___ DATA TO PROCESS
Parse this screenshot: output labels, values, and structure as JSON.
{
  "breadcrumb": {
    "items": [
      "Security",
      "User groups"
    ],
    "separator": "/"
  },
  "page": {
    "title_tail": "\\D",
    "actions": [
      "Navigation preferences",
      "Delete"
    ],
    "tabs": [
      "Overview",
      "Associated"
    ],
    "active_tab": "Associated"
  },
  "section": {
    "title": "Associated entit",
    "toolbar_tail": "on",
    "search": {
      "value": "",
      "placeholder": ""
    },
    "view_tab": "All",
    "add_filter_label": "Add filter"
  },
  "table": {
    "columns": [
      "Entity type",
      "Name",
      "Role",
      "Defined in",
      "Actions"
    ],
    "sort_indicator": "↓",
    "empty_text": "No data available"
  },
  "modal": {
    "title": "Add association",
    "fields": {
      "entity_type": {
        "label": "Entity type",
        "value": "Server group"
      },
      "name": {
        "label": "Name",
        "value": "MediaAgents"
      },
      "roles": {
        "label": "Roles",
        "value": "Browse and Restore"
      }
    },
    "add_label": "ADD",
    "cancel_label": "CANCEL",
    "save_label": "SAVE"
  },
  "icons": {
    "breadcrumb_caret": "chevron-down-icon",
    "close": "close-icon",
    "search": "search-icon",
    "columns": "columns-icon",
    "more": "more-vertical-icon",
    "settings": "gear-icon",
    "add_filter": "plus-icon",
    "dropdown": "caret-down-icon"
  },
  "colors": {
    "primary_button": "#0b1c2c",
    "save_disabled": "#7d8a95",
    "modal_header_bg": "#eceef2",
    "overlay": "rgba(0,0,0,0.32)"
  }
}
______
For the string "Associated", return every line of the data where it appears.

ANSWER SECTION:
      "Associated"
    "active_tab": "Associated"
    "title": "Associated entit",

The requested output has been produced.